Cannons have been an integral part of Goliad since the early days of the La Bahia presidio. When this fort and its companion, Mission Espiritu Santo, were moved from the Guadalupe River to a new location on the San Antonio River in 1749, six iron 8-pounders made the move and were mounted in the newly-built presidio. Others followed, in and out, in the ensuing years. A battle was fought at Goliad in 1812 between Spanish Royalist forces and the Republican Army of the North under Augustus Magee; as many as 14 cannons were used in this siege and attack.
When the Texian rebels captured Goliad in October of 1835, they found three cannons in the fort. Over the next five months, 13 more were brought in. James Fannin had 10 cannons with him at the Battle of Coleto, all of which were taken by the victorious Mexican army. Fannin left 6 behind in the fort, which, with two more Spanish guns buried in 1829, are today on display in Goliad.

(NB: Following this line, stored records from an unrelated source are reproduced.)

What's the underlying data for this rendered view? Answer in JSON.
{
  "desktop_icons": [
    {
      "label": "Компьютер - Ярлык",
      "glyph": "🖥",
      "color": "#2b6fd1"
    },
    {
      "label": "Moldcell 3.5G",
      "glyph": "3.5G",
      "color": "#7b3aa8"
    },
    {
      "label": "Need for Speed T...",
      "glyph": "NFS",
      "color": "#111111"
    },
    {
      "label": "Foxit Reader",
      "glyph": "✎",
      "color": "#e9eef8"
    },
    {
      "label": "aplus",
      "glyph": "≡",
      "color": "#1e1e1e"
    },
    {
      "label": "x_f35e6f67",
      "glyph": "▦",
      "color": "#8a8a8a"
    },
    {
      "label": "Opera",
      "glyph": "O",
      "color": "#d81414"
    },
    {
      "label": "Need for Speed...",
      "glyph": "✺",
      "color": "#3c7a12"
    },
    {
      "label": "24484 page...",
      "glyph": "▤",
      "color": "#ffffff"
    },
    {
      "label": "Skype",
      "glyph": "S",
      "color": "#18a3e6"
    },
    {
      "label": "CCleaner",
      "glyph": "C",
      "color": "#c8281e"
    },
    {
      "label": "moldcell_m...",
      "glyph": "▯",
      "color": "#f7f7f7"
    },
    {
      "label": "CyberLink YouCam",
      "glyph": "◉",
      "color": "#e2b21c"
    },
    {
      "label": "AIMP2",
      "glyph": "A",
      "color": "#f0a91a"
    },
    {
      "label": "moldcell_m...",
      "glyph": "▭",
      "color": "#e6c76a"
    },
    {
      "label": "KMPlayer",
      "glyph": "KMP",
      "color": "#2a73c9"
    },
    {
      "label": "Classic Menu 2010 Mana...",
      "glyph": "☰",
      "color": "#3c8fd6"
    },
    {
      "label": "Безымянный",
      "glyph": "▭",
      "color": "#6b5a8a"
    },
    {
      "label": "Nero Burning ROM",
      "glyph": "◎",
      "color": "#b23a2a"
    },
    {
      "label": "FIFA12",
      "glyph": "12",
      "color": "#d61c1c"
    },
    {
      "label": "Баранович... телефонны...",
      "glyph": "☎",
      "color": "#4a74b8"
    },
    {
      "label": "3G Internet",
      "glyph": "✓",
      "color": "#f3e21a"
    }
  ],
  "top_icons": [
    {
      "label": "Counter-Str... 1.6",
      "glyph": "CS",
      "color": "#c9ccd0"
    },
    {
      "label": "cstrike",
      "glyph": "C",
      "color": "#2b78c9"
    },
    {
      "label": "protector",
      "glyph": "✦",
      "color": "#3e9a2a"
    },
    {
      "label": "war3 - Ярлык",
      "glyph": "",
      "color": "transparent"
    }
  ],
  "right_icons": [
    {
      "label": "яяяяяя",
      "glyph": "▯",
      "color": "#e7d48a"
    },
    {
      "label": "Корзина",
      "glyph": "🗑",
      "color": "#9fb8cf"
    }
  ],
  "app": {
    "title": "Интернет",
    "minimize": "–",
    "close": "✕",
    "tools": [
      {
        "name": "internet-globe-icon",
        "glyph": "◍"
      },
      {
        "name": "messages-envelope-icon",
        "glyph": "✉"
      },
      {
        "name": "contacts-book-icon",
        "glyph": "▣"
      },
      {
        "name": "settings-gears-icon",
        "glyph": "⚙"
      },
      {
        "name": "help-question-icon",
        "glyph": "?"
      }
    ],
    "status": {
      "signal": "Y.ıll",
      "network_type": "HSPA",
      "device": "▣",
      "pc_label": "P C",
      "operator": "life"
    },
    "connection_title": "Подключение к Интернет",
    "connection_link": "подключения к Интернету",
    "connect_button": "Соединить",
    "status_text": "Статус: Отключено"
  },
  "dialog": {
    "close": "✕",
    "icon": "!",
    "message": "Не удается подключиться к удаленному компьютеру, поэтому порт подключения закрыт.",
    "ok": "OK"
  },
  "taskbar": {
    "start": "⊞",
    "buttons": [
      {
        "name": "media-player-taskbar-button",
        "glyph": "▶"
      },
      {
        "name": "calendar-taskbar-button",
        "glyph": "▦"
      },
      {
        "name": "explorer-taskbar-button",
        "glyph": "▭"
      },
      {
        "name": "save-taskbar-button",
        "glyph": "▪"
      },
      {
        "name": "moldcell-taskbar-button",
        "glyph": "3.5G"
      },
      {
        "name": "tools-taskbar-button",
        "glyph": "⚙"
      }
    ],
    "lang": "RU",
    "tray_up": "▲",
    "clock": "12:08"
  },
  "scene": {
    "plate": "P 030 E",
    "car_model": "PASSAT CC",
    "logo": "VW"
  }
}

Clink on the link below to read a chapter from the book Cannons of the Texas Revolution which describes in detail the cannons employed at Goliad.